• **TASK STATEMENT**: Write the records out again, precisely as they stand.

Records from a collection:
Start of Block
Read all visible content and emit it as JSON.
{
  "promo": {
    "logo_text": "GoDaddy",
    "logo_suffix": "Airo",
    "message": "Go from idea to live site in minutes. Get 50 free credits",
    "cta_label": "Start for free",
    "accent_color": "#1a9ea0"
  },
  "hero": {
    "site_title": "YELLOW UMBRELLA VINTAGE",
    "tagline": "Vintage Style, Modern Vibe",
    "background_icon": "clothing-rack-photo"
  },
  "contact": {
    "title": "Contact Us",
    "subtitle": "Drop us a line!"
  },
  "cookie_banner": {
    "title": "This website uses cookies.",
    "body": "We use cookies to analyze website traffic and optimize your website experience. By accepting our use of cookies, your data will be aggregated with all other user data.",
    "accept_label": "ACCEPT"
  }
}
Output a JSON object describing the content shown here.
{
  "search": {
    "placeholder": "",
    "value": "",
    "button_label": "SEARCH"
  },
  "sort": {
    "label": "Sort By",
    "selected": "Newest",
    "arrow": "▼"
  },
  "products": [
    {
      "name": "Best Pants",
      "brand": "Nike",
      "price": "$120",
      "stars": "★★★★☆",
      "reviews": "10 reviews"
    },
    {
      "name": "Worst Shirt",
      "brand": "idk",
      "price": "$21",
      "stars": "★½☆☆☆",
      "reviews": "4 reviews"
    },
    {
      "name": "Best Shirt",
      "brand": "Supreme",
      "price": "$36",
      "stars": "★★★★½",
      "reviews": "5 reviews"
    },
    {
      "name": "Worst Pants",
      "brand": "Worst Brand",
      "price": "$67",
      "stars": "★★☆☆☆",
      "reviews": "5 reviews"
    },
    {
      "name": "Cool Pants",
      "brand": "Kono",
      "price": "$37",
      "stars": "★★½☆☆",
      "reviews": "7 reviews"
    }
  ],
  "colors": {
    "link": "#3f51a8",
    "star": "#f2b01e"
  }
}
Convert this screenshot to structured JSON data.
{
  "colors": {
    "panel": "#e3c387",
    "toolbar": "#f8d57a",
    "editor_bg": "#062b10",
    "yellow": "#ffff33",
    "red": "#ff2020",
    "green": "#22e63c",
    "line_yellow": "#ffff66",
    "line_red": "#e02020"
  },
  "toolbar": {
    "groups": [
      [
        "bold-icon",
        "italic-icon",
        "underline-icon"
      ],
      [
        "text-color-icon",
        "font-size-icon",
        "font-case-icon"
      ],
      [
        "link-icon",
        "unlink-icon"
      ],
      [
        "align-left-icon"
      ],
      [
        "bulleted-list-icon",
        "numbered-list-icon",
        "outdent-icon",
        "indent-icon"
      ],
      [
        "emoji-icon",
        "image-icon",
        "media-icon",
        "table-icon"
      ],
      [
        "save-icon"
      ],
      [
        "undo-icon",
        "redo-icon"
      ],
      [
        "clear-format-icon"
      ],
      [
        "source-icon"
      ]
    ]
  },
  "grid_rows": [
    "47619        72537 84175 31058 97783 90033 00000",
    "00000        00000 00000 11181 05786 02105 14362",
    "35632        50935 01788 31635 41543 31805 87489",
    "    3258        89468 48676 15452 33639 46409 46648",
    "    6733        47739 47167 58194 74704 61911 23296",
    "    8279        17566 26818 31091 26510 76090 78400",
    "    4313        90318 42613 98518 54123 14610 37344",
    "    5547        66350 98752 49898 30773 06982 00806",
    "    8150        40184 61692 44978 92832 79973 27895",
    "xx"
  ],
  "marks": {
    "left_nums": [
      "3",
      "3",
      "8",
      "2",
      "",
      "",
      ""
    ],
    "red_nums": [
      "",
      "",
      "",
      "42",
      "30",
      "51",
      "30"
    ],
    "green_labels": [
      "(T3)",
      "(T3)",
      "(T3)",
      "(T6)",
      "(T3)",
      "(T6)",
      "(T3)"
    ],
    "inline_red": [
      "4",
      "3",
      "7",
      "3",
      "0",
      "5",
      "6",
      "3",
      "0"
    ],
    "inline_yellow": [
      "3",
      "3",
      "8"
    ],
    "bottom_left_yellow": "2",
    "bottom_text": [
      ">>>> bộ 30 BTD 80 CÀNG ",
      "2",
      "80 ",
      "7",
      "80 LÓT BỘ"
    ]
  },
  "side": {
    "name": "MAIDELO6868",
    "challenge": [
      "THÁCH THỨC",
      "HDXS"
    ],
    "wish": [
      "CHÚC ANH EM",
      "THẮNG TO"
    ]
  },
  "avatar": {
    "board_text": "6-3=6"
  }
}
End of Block
• **SOLUTION TO THE PROBLEM**:
Read all visible content and emit it as JSON.
{
  "promo": {
    "logo_text": "GoDaddy",
    "logo_suffix": "Airo",
    "message": "Go from idea to live site in minutes. Get 50 free credits",
    "cta_label": "Start for free",
    "accent_color": "#1a9ea0"
  },
  "hero": {
    "site_title": "YELLOW UMBRELLA VINTAGE",
    "tagline": "Vintage Style, Modern Vibe",
    "background_icon": "clothing-rack-photo"
  },
  "contact": {
    "title": "Contact Us",
    "subtitle": "Drop us a line!"
  },
  "cookie_banner": {
    "title": "This website uses cookies.",
    "body": "We use cookies to analyze website traffic and optimize your website experience. By accepting our use of cookies, your data will be aggregated with all other user data.",
    "accept_label": "ACCEPT"
  }
}
Output a JSON object describing the content shown here.
{
  "search": {
    "placeholder": "",
    "value": "",
    "button_label": "SEARCH"
  },
  "sort": {
    "label": "Sort By",
    "selected": "Newest",
    "arrow": "▼"
  },
  "products": [
    {
      "name": "Best Pants",
      "brand": "Nike",
      "price": "$120",
      "stars": "★★★★☆",
      "reviews": "10 reviews"
    },
    {
      "name": "Worst Shirt",
      "brand": "idk",
      "price": "$21",
      "stars": "★½☆☆☆",
      "reviews": "4 reviews"
    },
    {
      "name": "Best Shirt",
      "brand": "Supreme",
      "price": "$36",
      "stars": "★★★★½",
      "reviews": "5 reviews"
    },
    {
      "name": "Worst Pants",
      "brand": "Worst Brand",
      "price": "$67",
      "stars": "★★☆☆☆",
      "reviews": "5 reviews"
    },
    {
      "name": "Cool Pants",
      "brand": "Kono",
      "price": "$37",
      "stars": "★★½☆☆",
      "reviews": "7 reviews"
    }
  ],
  "colors": {
    "link": "#3f51a8",
    "star": "#f2b01e"
  }
}
Convert this screenshot to structured JSON data.
{
  "colors": {
    "panel": "#e3c387",
    "toolbar": "#f8d57a",
    "editor_bg": "#062b10",
    "yellow": "#ffff33",
    "red": "#ff2020",
    "green": "#22e63c",
    "line_yellow": "#ffff66",
    "line_red": "#e02020"
  },
  "toolbar": {
    "groups": [
      [
        "bold-icon",
        "italic-icon",
        "underline-icon"
      ],
      [
        "text-color-icon",
        "font-size-icon",
        "font-case-icon"
      ],
      [
        "link-icon",
        "unlink-icon"
      ],
      [
        "align-left-icon"
      ],
      [
        "bulleted-list-icon",
        "numbered-list-icon",
        "outdent-icon",
        "indent-icon"
      ],
      [
        "emoji-icon",
        "image-icon",
        "media-icon",
        "table-icon"
      ],
      [
        "save-icon"
      ],
      [
        "undo-icon",
        "redo-icon"
      ],
      [
        "clear-format-icon"
      ],
      [
        "source-icon"
      ]
    ]
  },
  "grid_rows": [
    "47619        72537 84175 31058 97783 90033 00000",
    "00000        00000 00000 11181 05786 02105 14362",
    "35632        50935 01788 31635 41543 31805 87489",
    "    3258        89468 48676 15452 33639 46409 46648",
    "    6733        47739 47167 58194 74704 61911 23296",
    "    8279        17566 26818 31091 26510 76090 78400",
    "    4313        90318 42613 98518 54123 14610 37344",
    "    5547        66350 98752 49898 30773 06982 00806",
    "    8150        40184 61692 44978 92832 79973 27895",
    "xx"
  ],
  "marks": {
    "left_nums": [
      "3",
      "3",
      "8",
      "2",
      "",
      "",
      ""
    ],
    "red_nums": [
      "",
      "",
      "",
      "42",
      "30",
      "51",
      "30"
    ],
    "green_labels": [
      "(T3)",
      "(T3)",
      "(T3)",
      "(T6)",
      "(T3)",
      "(T6)",
      "(T3)"
    ],
    "inline_red": [
      "4",
      "3",
      "7",
      "3",
      "0",
      "5",
      "6",
      "3",
      "0"
    ],
    "inline_yellow": [
      "3",
      "3",
      "8"
    ],
    "bottom_left_yellow": "2",
    "bottom_text": [
      ">>>> bộ 30 BTD 80 CÀNG ",
      "2",
      "80 ",
      "7",
      "80 LÓT BỘ"
    ]
  },
  "side": {
    "name": "MAIDELO6868",
    "challenge": [
      "THÁCH THỨC",
      "HDXS"
    ],
    "wish": [
      "CHÚC ANH EM",
      "THẮNG TO"
    ]
  },
  "avatar": {
    "board_text": "6-3=6"
  }
}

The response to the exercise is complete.